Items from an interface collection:

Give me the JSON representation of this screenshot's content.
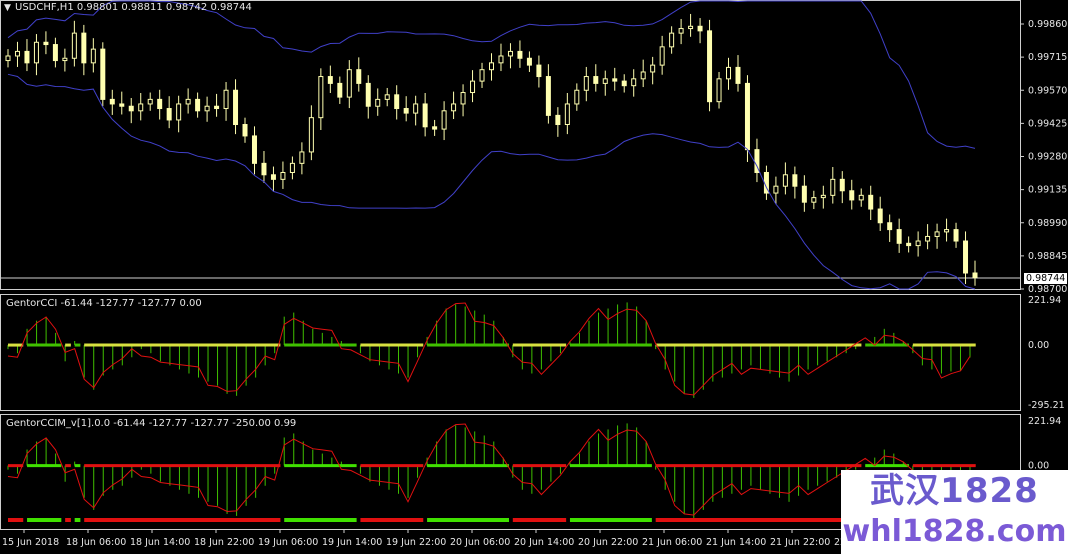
{
  "symbol_header": "USDCHF,H1  0.98801 0.98811 0.98742 0.98744",
  "current_price": "0.98744",
  "price_axis": [
    "0.99860",
    "0.99715",
    "0.99570",
    "0.99425",
    "0.99280",
    "0.99135",
    "0.98990",
    "0.98845",
    "0.98700"
  ],
  "cci_header": "GentorCCI -61.44 -127.77 -127.77 0.00",
  "cci_axis": [
    "221.94",
    "0.00",
    "-295.21"
  ],
  "ccim_header": "GentorCCIM_v[1].0.0 -61.44 -127.77 -127.77 -250.00 0.99",
  "ccim_axis": [
    "221.94",
    "0.00"
  ],
  "time_axis": [
    "15 Jun 2018",
    "18 Jun 06:00",
    "18 Jun 14:00",
    "18 Jun 22:00",
    "19 Jun 06:00",
    "19 Jun 14:00",
    "19 Jun 22:00",
    "20 Jun 06:00",
    "20 Jun 14:00",
    "20 Jun 22:00",
    "21 Jun 06:00",
    "21 Jun 14:00",
    "21 Jun 22:00",
    "22"
  ],
  "watermark_line1": "武汉1828",
  "watermark_line2": "whl1828.com",
  "colors": {
    "background": "#000000",
    "candle": "#ffffb0",
    "bollinger": "#4040c8",
    "cci_line": "#e01010",
    "hist_up": "#40c000",
    "hist_down": "#d8e040",
    "ccim_up": "#40e000",
    "ccim_down": "#e01010",
    "watermark": "#6a5acd"
  },
  "chart_data": {
    "type": "candlestick",
    "symbol": "USDCHF",
    "timeframe": "H1",
    "ohlc_last": {
      "open": 0.98801,
      "high": 0.98811,
      "low": 0.98742,
      "close": 0.98744
    },
    "close": [
      0.9972,
      0.9974,
      0.9969,
      0.9978,
      0.9977,
      0.997,
      0.9971,
      0.9982,
      0.9969,
      0.9975,
      0.9953,
      0.9951,
      0.995,
      0.9948,
      0.9951,
      0.9953,
      0.9949,
      0.9944,
      0.9951,
      0.9953,
      0.9948,
      0.995,
      0.9949,
      0.9957,
      0.9942,
      0.9937,
      0.9925,
      0.992,
      0.9918,
      0.9921,
      0.9925,
      0.993,
      0.9945,
      0.9963,
      0.996,
      0.9954,
      0.9966,
      0.996,
      0.995,
      0.9953,
      0.9955,
      0.9949,
      0.9947,
      0.9951,
      0.9941,
      0.994,
      0.9948,
      0.9951,
      0.9956,
      0.9961,
      0.9966,
      0.9969,
      0.9972,
      0.9974,
      0.9971,
      0.9968,
      0.9963,
      0.9946,
      0.9942,
      0.9951,
      0.9957,
      0.9963,
      0.996,
      0.9962,
      0.9961,
      0.9959,
      0.9962,
      0.9965,
      0.9968,
      0.9976,
      0.9982,
      0.9984,
      0.9985,
      0.9983,
      0.9952,
      0.9962,
      0.9967,
      0.996,
      0.9931,
      0.9921,
      0.9912,
      0.9915,
      0.992,
      0.9915,
      0.9908,
      0.991,
      0.9911,
      0.9918,
      0.9913,
      0.9909,
      0.9911,
      0.9905,
      0.9899,
      0.9896,
      0.989,
      0.9889,
      0.9891,
      0.9893,
      0.9895,
      0.9896,
      0.9891,
      0.9877,
      0.9875
    ],
    "cci": [
      -20,
      -40,
      80,
      120,
      140,
      60,
      -80,
      20,
      -160,
      -220,
      -150,
      -120,
      -100,
      -60,
      -20,
      -40,
      -80,
      -100,
      -120,
      -140,
      -160,
      -180,
      -200,
      -240,
      -250,
      -200,
      -160,
      -100,
      -40,
      140,
      160,
      120,
      80,
      60,
      40,
      20,
      0,
      -40,
      -80,
      -100,
      -120,
      -140,
      -160,
      -60,
      40,
      120,
      180,
      200,
      190,
      170,
      150,
      120,
      40,
      -60,
      -120,
      -140,
      -120,
      -80,
      -40,
      20,
      60,
      120,
      160,
      180,
      200,
      210,
      190,
      120,
      -20,
      -120,
      -180,
      -240,
      -260,
      -220,
      -180,
      -160,
      -140,
      -120,
      -100,
      -120,
      -140,
      -160,
      -180,
      -150,
      -120,
      -100,
      -80,
      -60,
      -40,
      -20,
      0,
      40,
      80,
      60,
      20,
      -40,
      -100,
      -120,
      -140,
      -130,
      -127.77,
      -61.44
    ],
    "cci_last": {
      "value1": -61.44,
      "value2": -127.77,
      "value3": -127.77,
      "value4": 0.0
    },
    "ccim_last": {
      "value1": -61.44,
      "value2": -127.77,
      "value3": -127.77,
      "value4": -250.0,
      "value5": 0.99
    }
  }
}
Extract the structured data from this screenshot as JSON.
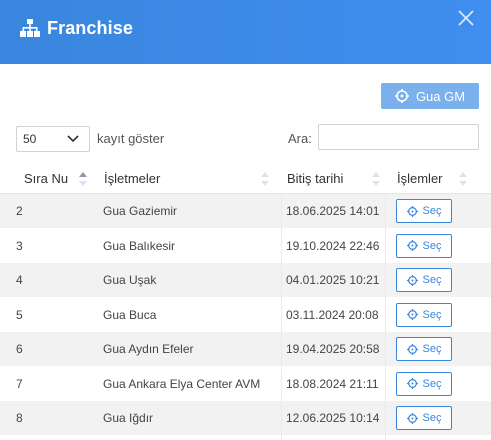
{
  "header": {
    "title": "Franchise",
    "icon": "sitemap-icon",
    "close_icon": "close-icon"
  },
  "toolbar": {
    "gm_button_label": "Gua GM",
    "gm_button_icon": "crosshair-icon"
  },
  "table_controls": {
    "length_value": "50",
    "length_label": "kayıt göster",
    "search_label": "Ara:",
    "search_value": ""
  },
  "table": {
    "columns": [
      "Sıra Nu",
      "İşletmeler",
      "Bitiş tarihi",
      "İşlemler"
    ],
    "action_label": "Seç",
    "rows": [
      {
        "no": "2",
        "name": "Gua Gaziemir",
        "date": "18.06.2025 14:01"
      },
      {
        "no": "3",
        "name": "Gua Balıkesir",
        "date": "19.10.2024 22:46"
      },
      {
        "no": "4",
        "name": "Gua Uşak",
        "date": "04.01.2025 10:21"
      },
      {
        "no": "5",
        "name": "Gua Buca",
        "date": "03.11.2024 20:08"
      },
      {
        "no": "6",
        "name": "Gua Aydın Efeler",
        "date": "19.04.2025 20:58"
      },
      {
        "no": "7",
        "name": "Gua Ankara Elya Center AVM",
        "date": "18.08.2024 21:11"
      },
      {
        "no": "8",
        "name": "Gua Iğdır",
        "date": "12.06.2025 10:14"
      }
    ]
  },
  "colors": {
    "accent": "#3a86de",
    "header_bg": "#3f8ef0",
    "gm_button": "#7ab0ec",
    "row_stripe": "#f2f2f2"
  }
}
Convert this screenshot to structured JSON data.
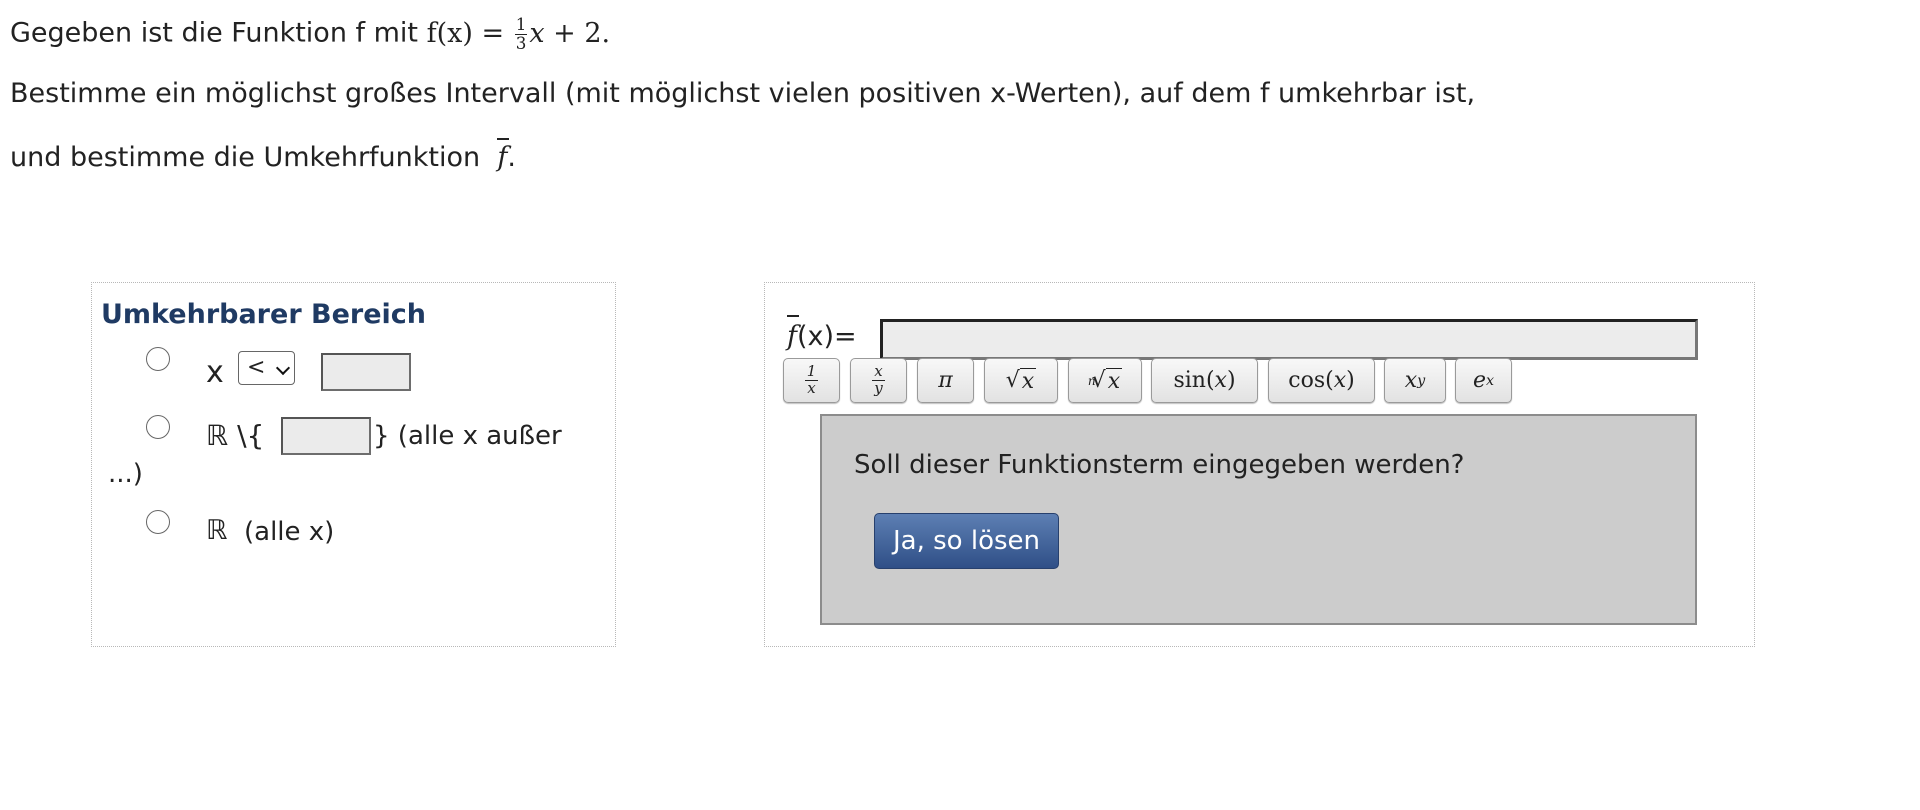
{
  "task": {
    "line1_prefix": "Gegeben ist die Funktion f mit ",
    "func_name": "f(x)",
    "equals": "=",
    "frac_num": "1",
    "frac_den": "3",
    "term_var": "x",
    "term_rest": "+ 2.",
    "line2": "Bestimme ein möglichst großes Intervall (mit möglichst vielen positiven x-Werten), auf dem f umkehrbar ist,",
    "line3_prefix": "und bestimme die Umkehrfunktion",
    "inverse_symbol": "f",
    "line3_suffix": "."
  },
  "range_panel": {
    "title": "Umkehrbarer Bereich",
    "option1": {
      "label": "x",
      "select_value": "<"
    },
    "option2": {
      "label_prefix": "ℝ \\{",
      "label_suffix": "}  (alle x außer",
      "label_wrap": "...)"
    },
    "option3": {
      "symbol": "ℝ",
      "label": "(alle x)"
    }
  },
  "function_panel": {
    "input_prefix_symbol": "f",
    "input_prefix": "(x)=",
    "keyboard": [
      {
        "id": "frac1x",
        "num": "1",
        "den": "x"
      },
      {
        "id": "fracxy",
        "num": "x",
        "den": "y"
      },
      {
        "id": "pi",
        "label": "π"
      },
      {
        "id": "sqrt",
        "radicand": "x"
      },
      {
        "id": "nroot",
        "index": "n",
        "radicand": "x"
      },
      {
        "id": "sin",
        "label": "sin(",
        "arg": "x",
        "close": ")"
      },
      {
        "id": "cos",
        "label": "cos(",
        "arg": "x",
        "close": ")"
      },
      {
        "id": "power",
        "base": "x",
        "exp": "y"
      },
      {
        "id": "exp",
        "base": "e",
        "exp": "x"
      }
    ],
    "confirm": {
      "question": "Soll dieser Funktionsterm eingegeben werden?",
      "button": "Ja, so lösen",
      "button_color": "#3e5f97",
      "panel_color": "#cccccc"
    }
  },
  "colors": {
    "title": "#1f3a63"
  }
}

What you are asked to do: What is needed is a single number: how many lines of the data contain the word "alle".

Task result: 2